# TASK INSTRUCTIONS
The full set of entries is to be printed exactly, with pictures excluded.

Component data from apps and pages
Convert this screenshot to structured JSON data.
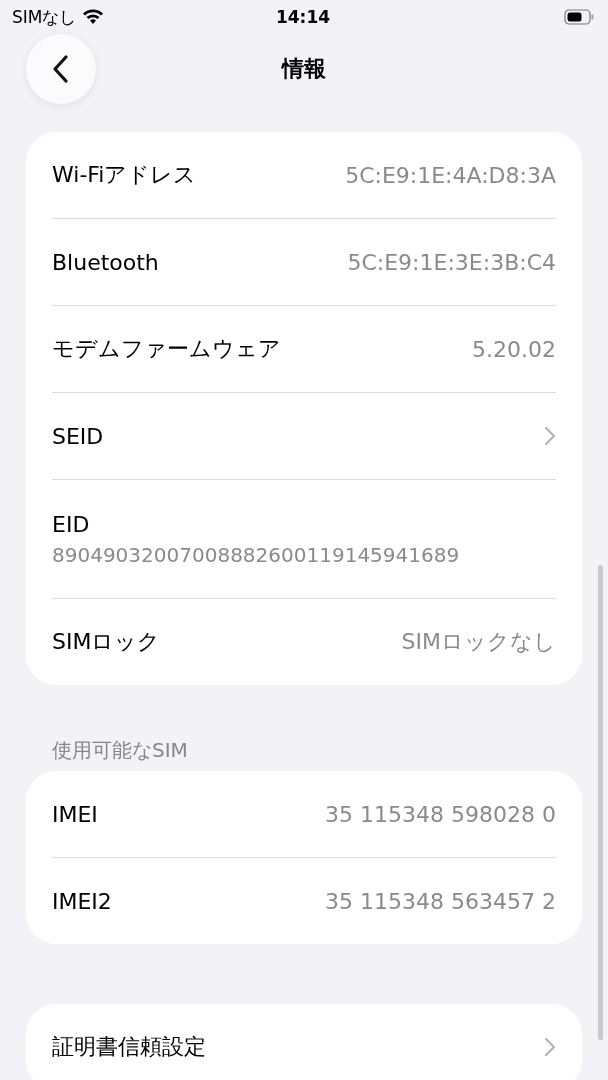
{
  "status_bar": {
    "carrier": "SIMなし",
    "time": "14:14"
  },
  "nav": {
    "title": "情報"
  },
  "groups": [
    {
      "rows": [
        {
          "kind": "value",
          "label": "Wi-Fiアドレス",
          "value": "5C:E9:1E:4A:D8:3A"
        },
        {
          "kind": "value",
          "label": "Bluetooth",
          "value": "5C:E9:1E:3E:3B:C4"
        },
        {
          "kind": "value",
          "label": "モデムファームウェア",
          "value": "5.20.02"
        },
        {
          "kind": "link",
          "label": "SEID"
        },
        {
          "kind": "stacked",
          "label": "EID",
          "value": "89049032007008882600119145941689"
        },
        {
          "kind": "value",
          "label": "SIMロック",
          "value": "SIMロックなし"
        }
      ]
    },
    {
      "header": "使用可能なSIM",
      "rows": [
        {
          "kind": "value",
          "label": "IMEI",
          "value": "35 115348 598028 0"
        },
        {
          "kind": "value",
          "label": "IMEI2",
          "value": "35 115348 563457 2"
        }
      ]
    },
    {
      "rows": [
        {
          "kind": "link",
          "label": "証明書信頼設定"
        }
      ]
    }
  ]
}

# SOLUTION FOR THIS PROBLEM
Convert this screenshot to structured JSON data.
{
  "status_bar": {
    "carrier": "SIMなし",
    "time": "14:14"
  },
  "nav": {
    "title": "情報"
  },
  "groups": [
    {
      "rows": [
        {
          "kind": "value",
          "label": "Wi-Fiアドレス",
          "value": "5C:E9:1E:4A:D8:3A"
        },
        {
          "kind": "value",
          "label": "Bluetooth",
          "value": "5C:E9:1E:3E:3B:C4"
        },
        {
          "kind": "value",
          "label": "モデムファームウェア",
          "value": "5.20.02"
        },
        {
          "kind": "link",
          "label": "SEID"
        },
        {
          "kind": "stacked",
          "label": "EID",
          "value": "89049032007008882600119145941689"
        },
        {
          "kind": "value",
          "label": "SIMロック",
          "value": "SIMロックなし"
        }
      ]
    },
    {
      "header": "使用可能なSIM",
      "rows": [
        {
          "kind": "value",
          "label": "IMEI",
          "value": "35 115348 598028 0"
        },
        {
          "kind": "value",
          "label": "IMEI2",
          "value": "35 115348 563457 2"
        }
      ]
    },
    {
      "rows": [
        {
          "kind": "link",
          "label": "証明書信頼設定"
        }
      ]
    }
  ]
}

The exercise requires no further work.